The study is of sufficient quality to meet the criterion of scientific merit. This is because the research used reliable data sources and methods to explore the elements of the research questions to ascertain the associations between participants’ demographics and healthcare outcomes measures.
The study is relevant to practice because it addresses issues that are pertinent to the society. The public debate regarding immigrants’ use of public resources has been going on for quite some time. Therefore, the study can be viewed as a clarification of pertinent issues affecting the public.
The study is feasible to implement since the study concludes that low rates of healthcare services usage by Mexican immigrants indicates that they do not overuse public resources such as healthcare. The study findings also indicate that the authorization of immigrant status is a significant determinant of access and patterns of healthcare use among Latinos.

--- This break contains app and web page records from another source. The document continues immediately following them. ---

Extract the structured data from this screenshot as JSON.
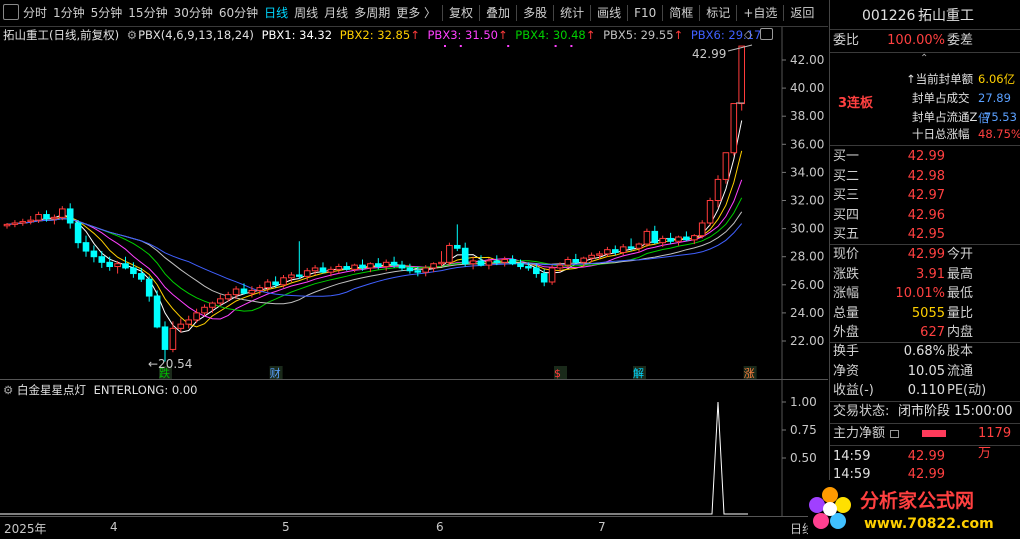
{
  "toolbar": {
    "items": [
      {
        "label": "分时",
        "selected": false
      },
      {
        "label": "1分钟",
        "selected": false
      },
      {
        "label": "5分钟",
        "selected": false
      },
      {
        "label": "15分钟",
        "selected": false
      },
      {
        "label": "30分钟",
        "selected": false
      },
      {
        "label": "60分钟",
        "selected": false
      },
      {
        "label": "日线",
        "selected": true
      },
      {
        "label": "周线",
        "selected": false
      },
      {
        "label": "月线",
        "selected": false
      },
      {
        "label": "多周期",
        "selected": false
      },
      {
        "label": "更多 〉",
        "selected": false
      }
    ],
    "actions": [
      "复权",
      "叠加",
      "多股",
      "统计",
      "画线",
      "F10",
      "简框",
      "标记",
      "+自选",
      "返回"
    ]
  },
  "chart_info": {
    "stock_name": "拓山重工",
    "mode": "(日线,前复权)",
    "indicator": "PBX(4,6,9,13,18,24)",
    "pbx1": "PBX1: 34.32",
    "pbx2": "PBX2: 32.85",
    "pbx3": "PBX3: 31.50",
    "pbx4": "PBX4: 30.48",
    "pbx5": "PBX5: 29.55",
    "pbx6": "PBX6: 29.17",
    "arrow": "↑",
    "high_label": "42.99",
    "low_label": "←20.54"
  },
  "colors": {
    "up": "#ff3b3b",
    "down": "#00ffff",
    "pbx1": "#ffffff",
    "pbx2": "#ffd000",
    "pbx3": "#ff40ff",
    "pbx4": "#00d000",
    "pbx5": "#c0c0c0",
    "pbx6": "#4060ff"
  },
  "chart_data": {
    "type": "candlestick",
    "y_ticks": [
      "42.00",
      "40.00",
      "38.00",
      "36.00",
      "34.00",
      "32.00",
      "30.00",
      "28.00",
      "26.00",
      "24.00",
      "22.00"
    ],
    "ylim": [
      20.5,
      43.2
    ],
    "x_labels": [
      "2025年",
      "4",
      "5",
      "6",
      "7",
      "日线"
    ],
    "candles": [
      [
        30.2,
        30.4,
        30.0,
        30.3
      ],
      [
        30.3,
        30.6,
        30.1,
        30.4
      ],
      [
        30.4,
        30.7,
        30.2,
        30.5
      ],
      [
        30.5,
        30.9,
        30.3,
        30.6
      ],
      [
        30.6,
        31.2,
        30.4,
        31.0
      ],
      [
        31.0,
        31.3,
        30.5,
        30.7
      ],
      [
        30.7,
        31.0,
        30.3,
        30.8
      ],
      [
        30.8,
        31.6,
        30.6,
        31.4
      ],
      [
        31.4,
        31.8,
        30.0,
        30.4
      ],
      [
        30.4,
        30.6,
        28.6,
        29.0
      ],
      [
        29.0,
        29.5,
        28.0,
        28.4
      ],
      [
        28.4,
        28.8,
        27.6,
        28.0
      ],
      [
        28.0,
        28.4,
        27.2,
        27.6
      ],
      [
        27.6,
        28.0,
        27.0,
        27.3
      ],
      [
        27.3,
        27.7,
        26.8,
        27.5
      ],
      [
        27.5,
        28.0,
        27.1,
        27.2
      ],
      [
        27.2,
        27.6,
        26.5,
        26.8
      ],
      [
        26.8,
        27.2,
        26.2,
        26.4
      ],
      [
        26.4,
        26.6,
        24.8,
        25.2
      ],
      [
        25.2,
        25.6,
        22.9,
        23.0
      ],
      [
        23.0,
        23.4,
        20.54,
        21.4
      ],
      [
        21.4,
        23.4,
        21.2,
        22.9
      ],
      [
        22.9,
        23.6,
        22.6,
        23.2
      ],
      [
        23.2,
        23.8,
        22.9,
        23.5
      ],
      [
        23.5,
        24.3,
        23.3,
        24.0
      ],
      [
        24.0,
        24.6,
        23.8,
        24.4
      ],
      [
        24.4,
        24.8,
        24.0,
        24.7
      ],
      [
        24.7,
        25.3,
        24.5,
        25.0
      ],
      [
        25.0,
        25.5,
        24.8,
        25.3
      ],
      [
        25.3,
        25.9,
        25.0,
        25.7
      ],
      [
        25.7,
        26.1,
        25.3,
        25.4
      ],
      [
        25.4,
        25.9,
        25.1,
        25.6
      ],
      [
        25.6,
        26.0,
        25.3,
        25.8
      ],
      [
        25.8,
        26.4,
        25.5,
        26.2
      ],
      [
        26.2,
        26.6,
        25.8,
        26.0
      ],
      [
        26.0,
        26.7,
        25.8,
        26.5
      ],
      [
        26.5,
        26.9,
        26.2,
        26.7
      ],
      [
        26.7,
        29.1,
        26.4,
        26.6
      ],
      [
        26.6,
        27.2,
        26.3,
        27.0
      ],
      [
        27.0,
        27.4,
        26.7,
        27.2
      ],
      [
        27.2,
        27.6,
        26.8,
        26.9
      ],
      [
        26.9,
        27.3,
        26.6,
        27.1
      ],
      [
        27.1,
        27.5,
        26.8,
        27.3
      ],
      [
        27.3,
        27.6,
        27.0,
        27.1
      ],
      [
        27.1,
        27.5,
        26.9,
        27.4
      ],
      [
        27.4,
        27.8,
        27.0,
        27.2
      ],
      [
        27.2,
        27.6,
        26.9,
        27.5
      ],
      [
        27.5,
        27.9,
        27.1,
        27.3
      ],
      [
        27.3,
        27.8,
        27.0,
        27.6
      ],
      [
        27.6,
        28.0,
        27.2,
        27.4
      ],
      [
        27.4,
        27.7,
        27.0,
        27.2
      ],
      [
        27.2,
        27.5,
        26.8,
        27.0
      ],
      [
        27.0,
        27.3,
        26.6,
        26.9
      ],
      [
        26.9,
        27.4,
        26.6,
        27.2
      ],
      [
        27.2,
        27.6,
        26.9,
        27.5
      ],
      [
        27.5,
        28.4,
        27.3,
        27.6
      ],
      [
        27.6,
        29.0,
        27.4,
        28.8
      ],
      [
        28.8,
        30.3,
        28.4,
        28.6
      ],
      [
        28.6,
        29.0,
        27.3,
        27.5
      ],
      [
        27.5,
        28.0,
        27.1,
        27.7
      ],
      [
        27.7,
        28.1,
        27.3,
        27.4
      ],
      [
        27.4,
        27.9,
        27.1,
        27.7
      ],
      [
        27.7,
        28.1,
        27.4,
        27.6
      ],
      [
        27.6,
        28.0,
        27.3,
        27.8
      ],
      [
        27.8,
        28.1,
        27.4,
        27.5
      ],
      [
        27.5,
        27.8,
        27.1,
        27.3
      ],
      [
        27.3,
        27.6,
        27.0,
        27.2
      ],
      [
        27.2,
        27.5,
        26.5,
        26.8
      ],
      [
        26.8,
        27.1,
        25.9,
        26.2
      ],
      [
        26.2,
        27.4,
        26.0,
        27.2
      ],
      [
        27.2,
        27.6,
        26.9,
        27.4
      ],
      [
        27.4,
        28.0,
        27.2,
        27.8
      ],
      [
        27.8,
        28.2,
        27.5,
        27.6
      ],
      [
        27.6,
        28.0,
        27.3,
        27.9
      ],
      [
        27.9,
        28.3,
        27.6,
        28.1
      ],
      [
        28.1,
        28.4,
        27.8,
        28.2
      ],
      [
        28.2,
        28.7,
        28.0,
        28.5
      ],
      [
        28.5,
        28.8,
        28.1,
        28.3
      ],
      [
        28.3,
        28.9,
        28.1,
        28.7
      ],
      [
        28.7,
        29.3,
        28.4,
        28.6
      ],
      [
        28.6,
        29.0,
        28.3,
        28.9
      ],
      [
        28.9,
        30.0,
        28.7,
        29.8
      ],
      [
        29.8,
        30.2,
        28.9,
        29.0
      ],
      [
        29.0,
        29.5,
        28.7,
        29.3
      ],
      [
        29.3,
        29.7,
        28.9,
        29.1
      ],
      [
        29.1,
        29.5,
        28.8,
        29.4
      ],
      [
        29.4,
        29.8,
        29.1,
        29.2
      ],
      [
        29.2,
        29.6,
        28.9,
        29.5
      ],
      [
        29.5,
        30.6,
        29.3,
        30.4
      ],
      [
        30.4,
        32.2,
        30.2,
        32.0
      ],
      [
        32.0,
        33.8,
        31.5,
        33.5
      ],
      [
        33.5,
        35.4,
        33.2,
        35.4
      ],
      [
        35.4,
        38.9,
        35.2,
        38.9
      ],
      [
        38.9,
        42.99,
        38.4,
        42.99
      ]
    ],
    "sub_indicator": {
      "name": "白金星星点灯",
      "value_label": "ENTERLONG: 0.00",
      "y_ticks": [
        "1.00",
        "0.75",
        "0.50"
      ],
      "signal_index": 90,
      "signal_value": 1.0
    },
    "event_markers": [
      {
        "label": "跌",
        "index": 20
      },
      {
        "label": "财",
        "index": 34
      },
      {
        "label": "$",
        "index": 70
      },
      {
        "label": "解",
        "index": 80
      },
      {
        "label": "涨",
        "index": 94
      }
    ]
  },
  "quote": {
    "code": "001226",
    "name": "拓山重工",
    "weibi_label": "委比",
    "weibi": "100.00%",
    "weicha_label": "委差",
    "seal_amount_label": "当前封单额",
    "seal_amount": "6.06亿",
    "seal_trade_label": "封单占成交",
    "seal_trade": "27.89倍",
    "seal_float_label": "封单占流通Z",
    "seal_float": "75.53",
    "ten_day_label": "十日总涨幅",
    "ten_day": "48.75%",
    "streak": "3连板",
    "bids": [
      {
        "label": "买一",
        "price": "42.99"
      },
      {
        "label": "买二",
        "price": "42.98"
      },
      {
        "label": "买三",
        "price": "42.97"
      },
      {
        "label": "买四",
        "price": "42.96"
      },
      {
        "label": "买五",
        "price": "42.95"
      }
    ],
    "stats": [
      {
        "l1": "现价",
        "v1": "42.99",
        "l2": "今开",
        "c": "red"
      },
      {
        "l1": "涨跌",
        "v1": "3.91",
        "l2": "最高",
        "c": "red"
      },
      {
        "l1": "涨幅",
        "v1": "10.01%",
        "l2": "最低",
        "c": "red"
      },
      {
        "l1": "总量",
        "v1": "5055",
        "l2": "量比",
        "c": "yel"
      },
      {
        "l1": "外盘",
        "v1": "627",
        "l2": "内盘",
        "c": "red"
      }
    ],
    "stats2": [
      {
        "l1": "换手",
        "v1": "0.68%",
        "l2": "股本"
      },
      {
        "l1": "净资",
        "v1": "10.05",
        "l2": "流通"
      },
      {
        "l1": "收益(-)",
        "v1": "0.110",
        "l2": "PE(动)"
      }
    ],
    "trade_status_label": "交易状态:",
    "trade_status": "闭市阶段 15:00:00",
    "main_net_label": "主力净额",
    "main_net": "1179万",
    "ticks": [
      {
        "time": "14:59",
        "price": "42.99"
      },
      {
        "time": "14:59",
        "price": "42.99"
      }
    ]
  },
  "watermark": {
    "title": "分析家公式网",
    "url": "www.70822.com"
  }
}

The benefits of the study do not outweigh the risks since it offers a framework for policy analysis that policy makers can use to regulate immigrant overuse of public resources by either restricting or increasing immigration authorization status among Latinos.

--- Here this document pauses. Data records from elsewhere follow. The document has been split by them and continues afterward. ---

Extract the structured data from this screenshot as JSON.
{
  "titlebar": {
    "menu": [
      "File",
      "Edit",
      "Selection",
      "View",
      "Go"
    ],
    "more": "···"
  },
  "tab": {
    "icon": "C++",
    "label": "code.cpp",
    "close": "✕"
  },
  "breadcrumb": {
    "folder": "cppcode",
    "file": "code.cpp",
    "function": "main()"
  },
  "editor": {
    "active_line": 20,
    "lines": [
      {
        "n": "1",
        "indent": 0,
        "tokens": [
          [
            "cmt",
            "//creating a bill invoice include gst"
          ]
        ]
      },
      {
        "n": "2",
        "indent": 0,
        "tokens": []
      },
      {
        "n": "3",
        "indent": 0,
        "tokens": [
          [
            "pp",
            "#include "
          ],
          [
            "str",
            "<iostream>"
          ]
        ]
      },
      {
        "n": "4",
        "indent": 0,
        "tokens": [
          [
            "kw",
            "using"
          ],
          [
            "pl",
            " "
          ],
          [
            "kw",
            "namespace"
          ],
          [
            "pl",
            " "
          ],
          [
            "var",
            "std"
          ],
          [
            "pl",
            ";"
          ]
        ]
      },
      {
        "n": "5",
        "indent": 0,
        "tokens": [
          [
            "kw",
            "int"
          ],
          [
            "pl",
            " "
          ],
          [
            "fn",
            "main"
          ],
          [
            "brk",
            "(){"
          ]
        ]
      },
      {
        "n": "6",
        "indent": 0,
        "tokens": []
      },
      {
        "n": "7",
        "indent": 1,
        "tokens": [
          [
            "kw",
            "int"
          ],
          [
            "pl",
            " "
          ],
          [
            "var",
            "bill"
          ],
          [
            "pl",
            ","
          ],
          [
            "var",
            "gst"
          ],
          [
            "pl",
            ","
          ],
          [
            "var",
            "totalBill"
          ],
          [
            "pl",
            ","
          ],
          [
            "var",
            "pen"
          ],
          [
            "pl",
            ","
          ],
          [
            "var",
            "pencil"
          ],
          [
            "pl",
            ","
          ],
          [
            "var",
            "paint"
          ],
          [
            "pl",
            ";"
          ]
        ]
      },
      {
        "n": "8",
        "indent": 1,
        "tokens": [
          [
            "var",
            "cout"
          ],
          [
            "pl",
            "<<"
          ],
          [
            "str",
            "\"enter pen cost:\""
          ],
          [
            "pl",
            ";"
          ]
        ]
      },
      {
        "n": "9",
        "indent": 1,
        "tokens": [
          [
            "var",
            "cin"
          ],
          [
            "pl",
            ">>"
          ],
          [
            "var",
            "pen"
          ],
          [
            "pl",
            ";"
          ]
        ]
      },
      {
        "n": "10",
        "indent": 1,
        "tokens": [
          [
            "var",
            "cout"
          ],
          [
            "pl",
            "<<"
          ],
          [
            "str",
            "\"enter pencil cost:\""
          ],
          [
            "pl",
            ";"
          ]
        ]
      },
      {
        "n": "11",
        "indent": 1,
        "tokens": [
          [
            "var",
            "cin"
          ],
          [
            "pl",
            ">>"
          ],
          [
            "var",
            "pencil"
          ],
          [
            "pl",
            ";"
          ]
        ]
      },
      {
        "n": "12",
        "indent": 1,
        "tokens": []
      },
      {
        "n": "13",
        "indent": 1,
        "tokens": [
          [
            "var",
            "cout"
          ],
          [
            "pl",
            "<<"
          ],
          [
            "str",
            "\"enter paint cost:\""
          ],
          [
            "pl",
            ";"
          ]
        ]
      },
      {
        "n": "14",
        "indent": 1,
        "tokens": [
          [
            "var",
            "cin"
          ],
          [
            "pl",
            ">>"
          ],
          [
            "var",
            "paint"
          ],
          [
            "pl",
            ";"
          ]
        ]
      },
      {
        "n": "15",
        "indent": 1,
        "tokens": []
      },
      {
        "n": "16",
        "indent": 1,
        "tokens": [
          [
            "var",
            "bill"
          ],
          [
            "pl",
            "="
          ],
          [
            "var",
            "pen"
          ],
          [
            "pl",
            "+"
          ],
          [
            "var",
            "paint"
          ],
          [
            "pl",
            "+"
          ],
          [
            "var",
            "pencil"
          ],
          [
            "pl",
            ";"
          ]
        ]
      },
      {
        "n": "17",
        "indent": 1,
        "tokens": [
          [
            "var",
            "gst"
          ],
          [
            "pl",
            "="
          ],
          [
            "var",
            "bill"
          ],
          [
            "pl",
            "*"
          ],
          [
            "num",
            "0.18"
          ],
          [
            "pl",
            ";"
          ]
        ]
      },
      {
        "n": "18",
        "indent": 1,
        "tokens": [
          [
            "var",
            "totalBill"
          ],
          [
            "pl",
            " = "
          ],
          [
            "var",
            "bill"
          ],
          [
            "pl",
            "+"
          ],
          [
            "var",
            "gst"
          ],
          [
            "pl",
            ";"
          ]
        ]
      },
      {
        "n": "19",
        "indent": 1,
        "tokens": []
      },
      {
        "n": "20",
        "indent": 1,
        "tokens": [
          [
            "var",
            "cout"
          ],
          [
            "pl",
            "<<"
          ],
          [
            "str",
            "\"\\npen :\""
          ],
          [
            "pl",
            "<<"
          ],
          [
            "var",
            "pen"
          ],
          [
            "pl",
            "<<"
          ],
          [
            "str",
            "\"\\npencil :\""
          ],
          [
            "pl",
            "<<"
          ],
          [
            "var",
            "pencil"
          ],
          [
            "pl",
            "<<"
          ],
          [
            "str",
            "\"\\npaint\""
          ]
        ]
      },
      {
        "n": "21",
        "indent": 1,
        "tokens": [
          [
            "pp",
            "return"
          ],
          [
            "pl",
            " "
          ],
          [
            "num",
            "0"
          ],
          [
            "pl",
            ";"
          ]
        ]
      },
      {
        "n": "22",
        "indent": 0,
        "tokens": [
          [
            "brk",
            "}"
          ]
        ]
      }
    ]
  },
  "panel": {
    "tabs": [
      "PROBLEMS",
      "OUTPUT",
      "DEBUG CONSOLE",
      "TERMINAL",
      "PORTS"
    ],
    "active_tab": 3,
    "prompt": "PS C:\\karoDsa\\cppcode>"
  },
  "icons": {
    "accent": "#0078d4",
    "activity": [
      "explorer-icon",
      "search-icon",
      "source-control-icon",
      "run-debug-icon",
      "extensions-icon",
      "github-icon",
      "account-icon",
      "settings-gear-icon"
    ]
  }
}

The researchers achieved the aims of the study basing on the validity and reliability of the data and methodology used in the study. The study aimed at evaluating the public view that immigrants overuse public resources. The study affirmed otherwise, which increases the policy options for public policy makers to regulate the use public resources by immigrants using immigrant authorization. The study could be improved by providing an implicit overview of primary data collection methods and taking a stand on the public policy debate. This is not the case since the study did not make use of a hypothesis as a framework for the study. The research made significant contributions in Health Services Research by exploring specific ethnicities of immigrants and their impacts and experiences with the US healthcare system.